UBS has made a clear promise to mobilize the private sector towards filling that gap in SDG funding. In 2017, UBS's white paper for the World Economic Forum set out our commitments to Sustainable and Impact Investing and in 2018, we presented our commitment to partnership for the Goals. And we have executed on those commitments. For example, by partnering with the World Bank to offer development bank bond solutions for private clients; by collaborating to fill gaps in the sustainable investing landscape with innovative new solutions, including sustainable investment benchmarks and the mainstreaming of impact investment via multiple fund raises.

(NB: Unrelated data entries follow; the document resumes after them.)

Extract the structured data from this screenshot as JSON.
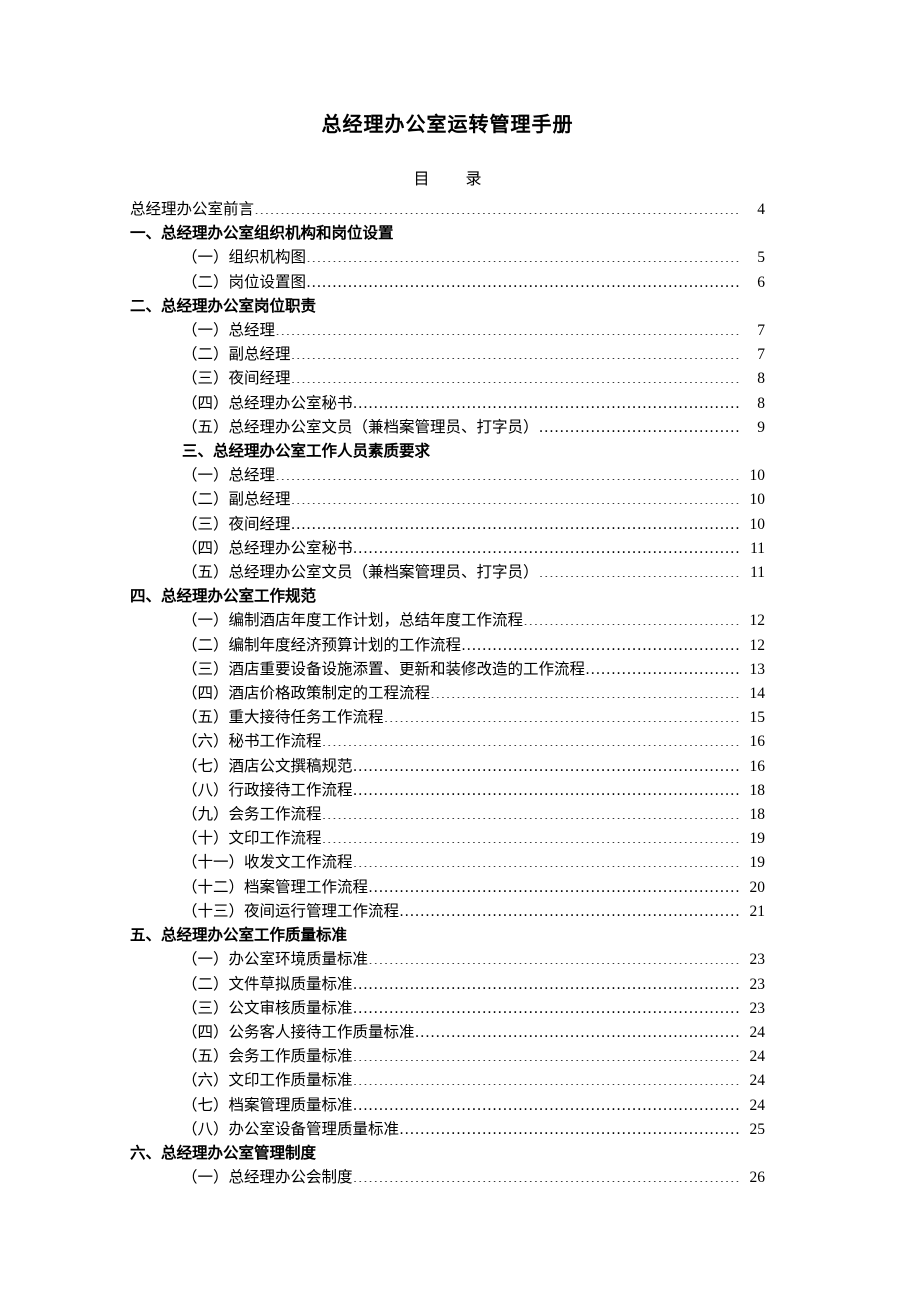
{
  "title": "总经理办公室运转管理手册",
  "toc_heading_left": "目",
  "toc_heading_right": "录",
  "toc": [
    {
      "level": 0,
      "kind": "entry",
      "label": "总经理办公室前言",
      "page": "4"
    },
    {
      "level": 0,
      "kind": "heading",
      "label": "一、总经理办公室组织机构和岗位设置"
    },
    {
      "level": 1,
      "kind": "entry",
      "label": "（一）组织机构图",
      "page": "5"
    },
    {
      "level": 1,
      "kind": "entry",
      "label": "（二）岗位设置图",
      "page": "6"
    },
    {
      "level": 0,
      "kind": "heading",
      "label": "二、总经理办公室岗位职责"
    },
    {
      "level": 1,
      "kind": "entry",
      "label": "（一）总经理",
      "page": "7"
    },
    {
      "level": 1,
      "kind": "entry",
      "label": "（二）副总经理",
      "page": "7"
    },
    {
      "level": 1,
      "kind": "entry",
      "label": "（三）夜间经理",
      "page": "8"
    },
    {
      "level": 1,
      "kind": "entry",
      "label": "（四）总经理办公室秘书",
      "page": "8"
    },
    {
      "level": 1,
      "kind": "entry",
      "label": "（五）总经理办公室文员（兼档案管理员、打字员）",
      "page": "9"
    },
    {
      "level": 1,
      "kind": "heading",
      "label": "三、总经理办公室工作人员素质要求"
    },
    {
      "level": 1,
      "kind": "entry",
      "label": "（一）总经理",
      "page": "10"
    },
    {
      "level": 1,
      "kind": "entry",
      "label": "（二）副总经理",
      "page": "10"
    },
    {
      "level": 1,
      "kind": "entry",
      "label": "（三）夜间经理",
      "page": "10"
    },
    {
      "level": 1,
      "kind": "entry",
      "label": "（四）总经理办公室秘书",
      "page": "11"
    },
    {
      "level": 1,
      "kind": "entry",
      "label": "（五）总经理办公室文员（兼档案管理员、打字员）",
      "page": "11"
    },
    {
      "level": 0,
      "kind": "heading",
      "label": "四、总经理办公室工作规范"
    },
    {
      "level": 1,
      "kind": "entry",
      "label": "（一）编制酒店年度工作计划，总结年度工作流程",
      "page": "12"
    },
    {
      "level": 1,
      "kind": "entry",
      "label": "（二）编制年度经济预算计划的工作流程",
      "page": "12"
    },
    {
      "level": 1,
      "kind": "entry",
      "label": "（三）酒店重要设备设施添置、更新和装修改造的工作流程",
      "page": "13"
    },
    {
      "level": 1,
      "kind": "entry",
      "label": "（四）酒店价格政策制定的工程流程",
      "page": "14"
    },
    {
      "level": 1,
      "kind": "entry",
      "label": "（五）重大接待任务工作流程",
      "page": "15"
    },
    {
      "level": 1,
      "kind": "entry",
      "label": "（六）秘书工作流程",
      "page": "16"
    },
    {
      "level": 1,
      "kind": "entry",
      "label": "（七）酒店公文撰稿规范",
      "page": "16"
    },
    {
      "level": 1,
      "kind": "entry",
      "label": "（八）行政接待工作流程",
      "page": "18"
    },
    {
      "level": 1,
      "kind": "entry",
      "label": "（九）会务工作流程",
      "page": "18"
    },
    {
      "level": 1,
      "kind": "entry",
      "label": "（十）文印工作流程",
      "page": "19"
    },
    {
      "level": 1,
      "kind": "entry",
      "label": "（十一）收发文工作流程",
      "page": "19"
    },
    {
      "level": 1,
      "kind": "entry",
      "label": "（十二）档案管理工作流程",
      "page": "20"
    },
    {
      "level": 1,
      "kind": "entry",
      "label": "（十三）夜间运行管理工作流程",
      "page": "21"
    },
    {
      "level": 0,
      "kind": "heading",
      "label": "五、总经理办公室工作质量标准"
    },
    {
      "level": 1,
      "kind": "entry",
      "label": "（一）办公室环境质量标准",
      "page": "23"
    },
    {
      "level": 1,
      "kind": "entry",
      "label": "（二）文件草拟质量标准",
      "page": "23"
    },
    {
      "level": 1,
      "kind": "entry",
      "label": "（三）公文审核质量标准",
      "page": "23"
    },
    {
      "level": 1,
      "kind": "entry",
      "label": "（四）公务客人接待工作质量标准",
      "page": "24"
    },
    {
      "level": 1,
      "kind": "entry",
      "label": "（五）会务工作质量标准",
      "page": "24"
    },
    {
      "level": 1,
      "kind": "entry",
      "label": "（六）文印工作质量标准",
      "page": "24"
    },
    {
      "level": 1,
      "kind": "entry",
      "label": "（七）档案管理质量标准",
      "page": "24"
    },
    {
      "level": 1,
      "kind": "entry",
      "label": "（八）办公室设备管理质量标准",
      "page": "25"
    },
    {
      "level": 0,
      "kind": "heading",
      "label": "六、总经理办公室管理制度"
    },
    {
      "level": 1,
      "kind": "entry",
      "label": "（一）总经理办公会制度",
      "page": "26"
    }
  ]
}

This year, in our white paper for the World Economic Forum, UBS argues that if the goals of the SDGs are to be met, then we need greater widespread awareness, simplification and contribution in order to move sustainability into the mainstream. The paper explores practical solutions for mobilizing greater levels of capital into sustainable investing, giving and consumption, as well as highlighting what we regard as the key factors at root of the problem: ongoing complexity, inconsistency, and a lack of understanding about the major sustainability challenges the world faces. It asks:

  • Why is awareness of the SDGs lacking and how can that be remedied?
  • What can be done to simplify sustainable investing?
  • Who can contribute in which specific ways to advancing the SDGs?

In answer to those challenges, UBS outlines eight potential solutions for meeting the SDGs, based on awareness, simplification, and finally, contribution.